Assigned task
Below are the records. Gather each line that holds "tuple".

--- Input records Enclosed Below ---

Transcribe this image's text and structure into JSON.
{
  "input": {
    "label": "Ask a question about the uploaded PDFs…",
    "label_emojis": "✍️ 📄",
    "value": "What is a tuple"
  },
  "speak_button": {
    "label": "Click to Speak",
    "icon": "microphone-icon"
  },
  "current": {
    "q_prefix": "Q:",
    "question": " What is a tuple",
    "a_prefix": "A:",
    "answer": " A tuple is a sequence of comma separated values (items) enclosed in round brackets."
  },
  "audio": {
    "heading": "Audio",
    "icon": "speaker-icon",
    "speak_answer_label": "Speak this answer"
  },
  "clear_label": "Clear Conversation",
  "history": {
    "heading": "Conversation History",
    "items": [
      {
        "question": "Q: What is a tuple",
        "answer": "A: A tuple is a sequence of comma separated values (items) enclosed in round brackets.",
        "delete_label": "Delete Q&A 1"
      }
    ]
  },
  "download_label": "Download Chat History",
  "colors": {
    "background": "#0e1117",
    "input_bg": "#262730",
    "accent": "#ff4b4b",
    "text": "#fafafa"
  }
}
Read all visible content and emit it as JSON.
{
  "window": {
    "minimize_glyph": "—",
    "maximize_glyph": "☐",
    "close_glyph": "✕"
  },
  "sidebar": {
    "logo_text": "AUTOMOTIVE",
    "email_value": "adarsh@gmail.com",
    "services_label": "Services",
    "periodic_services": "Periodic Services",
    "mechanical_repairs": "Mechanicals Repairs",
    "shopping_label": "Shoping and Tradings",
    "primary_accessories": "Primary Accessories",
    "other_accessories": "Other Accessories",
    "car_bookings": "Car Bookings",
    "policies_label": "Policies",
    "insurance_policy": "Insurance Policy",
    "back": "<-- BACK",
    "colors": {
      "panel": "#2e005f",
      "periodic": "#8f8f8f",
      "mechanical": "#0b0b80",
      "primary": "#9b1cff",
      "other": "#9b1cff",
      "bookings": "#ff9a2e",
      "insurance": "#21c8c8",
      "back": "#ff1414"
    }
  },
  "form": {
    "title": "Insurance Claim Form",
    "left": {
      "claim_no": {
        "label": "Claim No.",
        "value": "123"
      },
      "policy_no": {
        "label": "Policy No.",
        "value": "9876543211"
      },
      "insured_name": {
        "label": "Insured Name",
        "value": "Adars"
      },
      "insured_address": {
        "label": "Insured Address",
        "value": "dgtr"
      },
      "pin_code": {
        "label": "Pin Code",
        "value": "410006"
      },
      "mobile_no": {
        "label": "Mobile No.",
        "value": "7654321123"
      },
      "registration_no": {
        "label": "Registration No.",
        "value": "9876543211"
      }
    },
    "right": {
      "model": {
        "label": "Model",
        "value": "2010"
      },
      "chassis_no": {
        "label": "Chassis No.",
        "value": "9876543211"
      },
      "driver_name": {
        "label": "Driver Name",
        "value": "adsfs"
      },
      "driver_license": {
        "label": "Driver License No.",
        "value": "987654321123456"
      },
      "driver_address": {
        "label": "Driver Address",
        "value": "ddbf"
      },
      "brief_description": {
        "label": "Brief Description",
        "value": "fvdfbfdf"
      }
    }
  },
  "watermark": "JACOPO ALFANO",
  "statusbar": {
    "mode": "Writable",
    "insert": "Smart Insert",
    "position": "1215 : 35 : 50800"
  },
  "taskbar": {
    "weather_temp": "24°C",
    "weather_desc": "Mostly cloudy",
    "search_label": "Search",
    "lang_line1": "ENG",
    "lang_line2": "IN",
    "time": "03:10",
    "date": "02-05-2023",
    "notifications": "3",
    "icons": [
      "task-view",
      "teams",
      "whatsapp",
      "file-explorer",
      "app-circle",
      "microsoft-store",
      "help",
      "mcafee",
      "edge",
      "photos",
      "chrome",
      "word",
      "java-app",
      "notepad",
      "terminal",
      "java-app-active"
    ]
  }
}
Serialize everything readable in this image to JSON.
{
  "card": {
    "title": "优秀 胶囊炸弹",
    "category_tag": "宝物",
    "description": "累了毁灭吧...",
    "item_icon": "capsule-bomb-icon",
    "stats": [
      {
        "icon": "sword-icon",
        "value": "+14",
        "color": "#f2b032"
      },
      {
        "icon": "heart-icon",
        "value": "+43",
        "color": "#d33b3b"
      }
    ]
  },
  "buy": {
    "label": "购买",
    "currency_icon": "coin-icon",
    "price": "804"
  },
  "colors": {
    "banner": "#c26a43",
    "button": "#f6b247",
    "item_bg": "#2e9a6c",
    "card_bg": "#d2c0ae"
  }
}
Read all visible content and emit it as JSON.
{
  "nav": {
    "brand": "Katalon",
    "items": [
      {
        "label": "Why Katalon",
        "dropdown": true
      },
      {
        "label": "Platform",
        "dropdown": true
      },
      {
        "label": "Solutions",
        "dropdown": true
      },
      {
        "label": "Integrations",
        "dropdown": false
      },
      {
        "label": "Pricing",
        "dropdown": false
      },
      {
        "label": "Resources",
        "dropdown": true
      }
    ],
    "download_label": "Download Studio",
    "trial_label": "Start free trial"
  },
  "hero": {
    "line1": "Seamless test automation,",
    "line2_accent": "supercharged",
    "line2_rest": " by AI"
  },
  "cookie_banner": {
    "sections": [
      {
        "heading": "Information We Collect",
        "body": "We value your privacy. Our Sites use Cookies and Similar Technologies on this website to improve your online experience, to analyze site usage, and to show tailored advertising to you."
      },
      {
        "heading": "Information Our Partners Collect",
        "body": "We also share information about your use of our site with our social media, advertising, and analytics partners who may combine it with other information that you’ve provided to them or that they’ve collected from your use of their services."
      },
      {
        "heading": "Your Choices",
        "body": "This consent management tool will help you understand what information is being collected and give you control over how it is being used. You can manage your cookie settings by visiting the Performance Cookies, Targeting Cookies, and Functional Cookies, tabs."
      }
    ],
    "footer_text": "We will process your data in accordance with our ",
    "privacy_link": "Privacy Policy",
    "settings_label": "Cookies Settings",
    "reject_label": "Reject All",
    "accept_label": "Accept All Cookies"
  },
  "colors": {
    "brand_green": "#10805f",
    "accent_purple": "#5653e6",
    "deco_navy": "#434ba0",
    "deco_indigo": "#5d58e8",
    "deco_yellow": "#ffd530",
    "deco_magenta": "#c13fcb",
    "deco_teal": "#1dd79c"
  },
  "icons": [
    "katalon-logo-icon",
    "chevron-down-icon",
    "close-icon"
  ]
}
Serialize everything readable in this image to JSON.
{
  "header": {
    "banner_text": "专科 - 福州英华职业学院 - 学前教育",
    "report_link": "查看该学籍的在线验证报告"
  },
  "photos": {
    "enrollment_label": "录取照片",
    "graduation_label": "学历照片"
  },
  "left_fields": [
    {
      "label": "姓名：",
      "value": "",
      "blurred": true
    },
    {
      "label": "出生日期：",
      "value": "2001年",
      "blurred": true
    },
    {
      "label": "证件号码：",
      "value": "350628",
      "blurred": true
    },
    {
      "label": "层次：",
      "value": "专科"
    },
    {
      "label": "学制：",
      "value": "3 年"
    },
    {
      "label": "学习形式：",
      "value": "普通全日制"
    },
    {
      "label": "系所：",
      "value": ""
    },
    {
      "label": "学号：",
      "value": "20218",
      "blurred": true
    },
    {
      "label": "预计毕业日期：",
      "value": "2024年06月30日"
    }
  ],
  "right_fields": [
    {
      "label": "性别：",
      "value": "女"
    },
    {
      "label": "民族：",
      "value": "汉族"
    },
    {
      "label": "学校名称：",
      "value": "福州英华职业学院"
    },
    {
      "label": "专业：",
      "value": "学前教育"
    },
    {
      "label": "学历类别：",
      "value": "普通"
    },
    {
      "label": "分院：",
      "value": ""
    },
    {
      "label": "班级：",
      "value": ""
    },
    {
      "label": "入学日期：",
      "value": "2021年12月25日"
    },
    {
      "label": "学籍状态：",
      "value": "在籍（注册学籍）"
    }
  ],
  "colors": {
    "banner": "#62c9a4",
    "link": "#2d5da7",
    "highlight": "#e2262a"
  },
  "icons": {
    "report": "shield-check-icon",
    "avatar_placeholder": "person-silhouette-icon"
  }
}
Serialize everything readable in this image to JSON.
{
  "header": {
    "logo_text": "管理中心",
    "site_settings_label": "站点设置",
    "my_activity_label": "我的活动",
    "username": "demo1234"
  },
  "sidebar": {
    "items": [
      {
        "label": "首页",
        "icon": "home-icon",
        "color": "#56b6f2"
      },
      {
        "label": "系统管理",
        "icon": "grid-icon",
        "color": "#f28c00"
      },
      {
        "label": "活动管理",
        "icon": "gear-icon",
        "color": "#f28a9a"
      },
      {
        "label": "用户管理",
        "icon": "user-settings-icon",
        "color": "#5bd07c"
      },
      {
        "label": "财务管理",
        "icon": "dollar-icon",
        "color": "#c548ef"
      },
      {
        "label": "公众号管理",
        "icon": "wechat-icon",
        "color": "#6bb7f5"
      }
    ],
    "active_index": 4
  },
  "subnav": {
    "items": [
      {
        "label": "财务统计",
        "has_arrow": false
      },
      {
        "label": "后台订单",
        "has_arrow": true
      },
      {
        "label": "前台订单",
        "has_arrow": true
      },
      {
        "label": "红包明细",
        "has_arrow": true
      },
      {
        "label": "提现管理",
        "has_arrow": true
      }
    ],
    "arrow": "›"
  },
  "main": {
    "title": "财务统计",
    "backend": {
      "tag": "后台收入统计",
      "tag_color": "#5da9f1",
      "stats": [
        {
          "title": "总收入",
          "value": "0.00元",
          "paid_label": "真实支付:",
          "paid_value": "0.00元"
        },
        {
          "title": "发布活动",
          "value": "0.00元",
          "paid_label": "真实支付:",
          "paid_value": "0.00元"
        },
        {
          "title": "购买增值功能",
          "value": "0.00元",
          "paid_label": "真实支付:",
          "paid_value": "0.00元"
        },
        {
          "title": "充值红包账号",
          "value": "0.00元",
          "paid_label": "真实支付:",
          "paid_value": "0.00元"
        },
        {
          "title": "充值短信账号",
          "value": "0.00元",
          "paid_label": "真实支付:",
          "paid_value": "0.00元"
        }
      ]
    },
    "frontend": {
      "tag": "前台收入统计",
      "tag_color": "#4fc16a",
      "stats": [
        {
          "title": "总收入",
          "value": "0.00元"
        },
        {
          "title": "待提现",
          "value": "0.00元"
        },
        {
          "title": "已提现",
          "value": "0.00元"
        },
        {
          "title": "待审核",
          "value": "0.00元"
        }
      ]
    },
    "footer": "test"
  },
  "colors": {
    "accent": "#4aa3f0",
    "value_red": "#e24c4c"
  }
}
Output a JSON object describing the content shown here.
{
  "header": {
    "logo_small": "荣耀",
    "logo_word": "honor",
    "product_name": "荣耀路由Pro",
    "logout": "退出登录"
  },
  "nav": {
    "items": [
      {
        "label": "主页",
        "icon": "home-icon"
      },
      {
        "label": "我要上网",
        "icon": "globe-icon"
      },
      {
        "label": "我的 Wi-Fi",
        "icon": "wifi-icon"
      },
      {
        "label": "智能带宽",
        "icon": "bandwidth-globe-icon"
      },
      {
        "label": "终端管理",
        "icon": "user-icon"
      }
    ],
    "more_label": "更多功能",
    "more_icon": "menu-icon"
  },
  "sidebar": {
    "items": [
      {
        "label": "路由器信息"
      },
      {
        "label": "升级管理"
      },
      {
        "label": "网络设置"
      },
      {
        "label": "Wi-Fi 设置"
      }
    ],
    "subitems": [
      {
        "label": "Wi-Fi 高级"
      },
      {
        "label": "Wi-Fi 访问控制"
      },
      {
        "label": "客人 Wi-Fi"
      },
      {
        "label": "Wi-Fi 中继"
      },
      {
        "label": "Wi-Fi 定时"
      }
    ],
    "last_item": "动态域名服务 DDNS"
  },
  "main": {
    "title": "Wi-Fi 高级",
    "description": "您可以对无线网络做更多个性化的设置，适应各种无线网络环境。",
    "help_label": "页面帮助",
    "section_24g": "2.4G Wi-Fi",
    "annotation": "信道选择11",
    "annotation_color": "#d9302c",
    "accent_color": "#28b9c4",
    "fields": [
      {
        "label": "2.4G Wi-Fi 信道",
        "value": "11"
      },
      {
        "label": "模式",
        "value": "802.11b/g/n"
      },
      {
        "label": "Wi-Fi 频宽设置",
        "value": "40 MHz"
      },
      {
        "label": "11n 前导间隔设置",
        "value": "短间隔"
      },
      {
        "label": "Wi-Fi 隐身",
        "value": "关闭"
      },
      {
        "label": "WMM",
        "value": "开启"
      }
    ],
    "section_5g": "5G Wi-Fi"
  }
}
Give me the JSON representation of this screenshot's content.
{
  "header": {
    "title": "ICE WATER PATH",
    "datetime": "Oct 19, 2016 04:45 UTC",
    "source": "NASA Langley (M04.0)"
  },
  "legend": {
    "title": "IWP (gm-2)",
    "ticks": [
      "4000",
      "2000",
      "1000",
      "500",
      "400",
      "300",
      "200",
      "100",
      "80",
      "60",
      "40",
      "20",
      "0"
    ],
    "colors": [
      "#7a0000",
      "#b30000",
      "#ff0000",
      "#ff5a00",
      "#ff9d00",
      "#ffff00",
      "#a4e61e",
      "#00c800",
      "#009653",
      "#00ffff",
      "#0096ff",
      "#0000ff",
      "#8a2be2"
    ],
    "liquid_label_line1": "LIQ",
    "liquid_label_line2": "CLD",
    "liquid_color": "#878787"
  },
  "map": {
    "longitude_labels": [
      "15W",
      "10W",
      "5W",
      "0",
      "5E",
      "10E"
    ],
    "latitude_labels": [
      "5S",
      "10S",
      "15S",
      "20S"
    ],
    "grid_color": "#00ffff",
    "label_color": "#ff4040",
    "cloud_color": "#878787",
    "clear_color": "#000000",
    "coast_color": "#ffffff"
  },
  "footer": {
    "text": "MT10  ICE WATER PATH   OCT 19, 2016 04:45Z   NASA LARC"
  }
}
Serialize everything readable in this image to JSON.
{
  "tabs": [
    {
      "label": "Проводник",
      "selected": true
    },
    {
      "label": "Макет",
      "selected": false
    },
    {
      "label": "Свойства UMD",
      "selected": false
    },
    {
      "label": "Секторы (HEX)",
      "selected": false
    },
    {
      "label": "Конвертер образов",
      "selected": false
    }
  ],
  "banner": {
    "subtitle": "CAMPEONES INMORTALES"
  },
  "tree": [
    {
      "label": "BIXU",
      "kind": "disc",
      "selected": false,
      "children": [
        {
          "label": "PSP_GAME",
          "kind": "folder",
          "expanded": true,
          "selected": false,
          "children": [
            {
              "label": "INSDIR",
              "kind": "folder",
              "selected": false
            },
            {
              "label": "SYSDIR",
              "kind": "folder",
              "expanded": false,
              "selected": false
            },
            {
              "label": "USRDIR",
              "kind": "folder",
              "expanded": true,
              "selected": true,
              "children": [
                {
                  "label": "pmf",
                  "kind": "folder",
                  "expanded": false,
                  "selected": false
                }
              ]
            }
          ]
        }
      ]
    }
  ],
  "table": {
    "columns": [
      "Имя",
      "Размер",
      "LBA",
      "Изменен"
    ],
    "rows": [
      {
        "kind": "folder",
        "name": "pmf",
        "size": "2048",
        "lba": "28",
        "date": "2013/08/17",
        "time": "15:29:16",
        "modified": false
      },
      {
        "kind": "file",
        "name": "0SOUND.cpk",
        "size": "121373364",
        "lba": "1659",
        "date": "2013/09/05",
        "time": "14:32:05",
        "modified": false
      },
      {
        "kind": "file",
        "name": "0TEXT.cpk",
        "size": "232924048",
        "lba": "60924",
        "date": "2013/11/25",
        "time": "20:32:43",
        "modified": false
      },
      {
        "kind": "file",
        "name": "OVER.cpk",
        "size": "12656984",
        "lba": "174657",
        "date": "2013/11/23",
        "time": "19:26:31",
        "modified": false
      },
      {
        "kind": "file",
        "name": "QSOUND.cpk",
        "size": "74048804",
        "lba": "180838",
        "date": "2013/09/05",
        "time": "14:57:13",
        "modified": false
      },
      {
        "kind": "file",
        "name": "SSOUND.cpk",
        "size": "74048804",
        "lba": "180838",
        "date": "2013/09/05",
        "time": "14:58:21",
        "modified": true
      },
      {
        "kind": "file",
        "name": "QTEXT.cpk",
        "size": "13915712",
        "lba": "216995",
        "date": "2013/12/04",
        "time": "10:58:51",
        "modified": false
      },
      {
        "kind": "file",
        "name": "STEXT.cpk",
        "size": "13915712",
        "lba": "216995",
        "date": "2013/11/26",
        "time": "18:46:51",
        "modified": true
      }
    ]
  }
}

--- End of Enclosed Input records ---

Answer to the exercise
    "value": "What is a tuple"
    "question": " What is a tuple",
    "answer": " A tuple is a sequence of comma separated values (items) enclosed in round brackets."
        "question": "Q: What is a tuple",
        "answer": "A: A tuple is a sequence of comma separated values (items) enclosed in round brackets.",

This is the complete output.